"There used to come to our house a young man who played the trombone, and having heard the story, insisted that there was nothing in it, - that all Cats like music, and that savage as was our Cat to strangers, he would be bound to conquer him with a single blast of his favorite instrument. Next time he came armed with the terrible-looking trombone, which our Cat no sooner saw than, (as I had predicted, for I knew his nature better than anyone else could) he took a violent dislike to it. A blast on the trombone; the effect was as he prognosticated instantaneous, though not perfectly satisfactory; the brazen note was immediately responded to by one equally loud from our Cat, who appeared to regard it as a challenge to combat, and thickened his tail and bared his teeth accordingly, at the same time swearing and spitting dreadfully. I need not say that the trombone-player was discomfited, while my fame as a Cat-charmer was considerably augmented."
Poor Pussy! her character is not often properly understood, as we read elsewhere: "One or two common errors about Cats may be noticed. Many persons will destroy them when anything is the matter with them, whereas, in many cases they would recover with a little care. Some think they do not drink much, which is a mistake. Water should always be placed within their reach. As to their want of attachment, there is no doubt that is generally owing to the neglect (if not worse treatment) they often experience. Every animal will ordinarily return kindness for kindness; and, if persons will only try, they will not find Cats an exception. But to knock an animal about, or hardly ever to notice it, and to punish severely any fault it may commit, are not ways to attach it to you. The writer has heard of more than one instance in which, on its master's death, a favourite Cat has gone away and not been seen again. There is a great diversity of character in Cats, as, indeed, in all animals. As to the colour, this is not of such importance as the shape. She should be well rounded, compactly formed, with small ears and fur of fine texture. It sometimes happens that ordinary-looking Cats have some very good qualities. Cats are very much afraid of each other: two of them will often look at one another over a plate for a long time, neither venturing to move or to take anything.

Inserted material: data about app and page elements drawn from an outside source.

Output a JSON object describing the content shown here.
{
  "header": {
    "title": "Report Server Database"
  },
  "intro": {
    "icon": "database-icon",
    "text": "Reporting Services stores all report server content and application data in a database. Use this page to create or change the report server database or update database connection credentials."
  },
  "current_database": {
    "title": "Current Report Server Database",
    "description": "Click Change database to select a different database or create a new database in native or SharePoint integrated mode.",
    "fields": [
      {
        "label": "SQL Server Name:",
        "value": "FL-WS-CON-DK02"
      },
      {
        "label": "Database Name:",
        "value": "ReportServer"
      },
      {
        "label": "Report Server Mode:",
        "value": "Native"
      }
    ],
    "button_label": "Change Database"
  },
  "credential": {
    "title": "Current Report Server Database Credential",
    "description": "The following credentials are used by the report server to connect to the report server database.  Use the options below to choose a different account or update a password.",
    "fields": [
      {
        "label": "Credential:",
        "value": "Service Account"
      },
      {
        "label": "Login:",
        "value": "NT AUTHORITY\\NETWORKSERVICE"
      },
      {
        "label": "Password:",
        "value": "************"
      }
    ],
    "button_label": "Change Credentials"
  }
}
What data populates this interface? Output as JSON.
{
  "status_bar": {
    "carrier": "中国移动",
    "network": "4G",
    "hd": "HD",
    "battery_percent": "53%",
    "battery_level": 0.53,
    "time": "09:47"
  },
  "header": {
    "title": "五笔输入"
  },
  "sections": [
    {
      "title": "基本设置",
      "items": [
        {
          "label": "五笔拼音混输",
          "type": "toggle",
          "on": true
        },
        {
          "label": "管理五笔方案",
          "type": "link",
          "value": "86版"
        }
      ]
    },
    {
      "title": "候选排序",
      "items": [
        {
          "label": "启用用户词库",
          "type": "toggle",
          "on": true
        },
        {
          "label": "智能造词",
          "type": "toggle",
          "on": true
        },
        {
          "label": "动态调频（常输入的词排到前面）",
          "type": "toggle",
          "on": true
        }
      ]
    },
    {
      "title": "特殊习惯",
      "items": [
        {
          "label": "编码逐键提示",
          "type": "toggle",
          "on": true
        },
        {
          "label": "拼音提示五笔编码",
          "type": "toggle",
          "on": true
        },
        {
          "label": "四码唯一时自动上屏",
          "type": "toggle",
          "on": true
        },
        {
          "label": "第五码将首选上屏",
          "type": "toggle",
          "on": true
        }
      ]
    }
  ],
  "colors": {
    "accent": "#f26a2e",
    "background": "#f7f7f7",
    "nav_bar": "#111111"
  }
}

At other times they are great bullies. One will get close up to another, and scream into his ear until the other gradually shrinks back and runs off when he has got clear."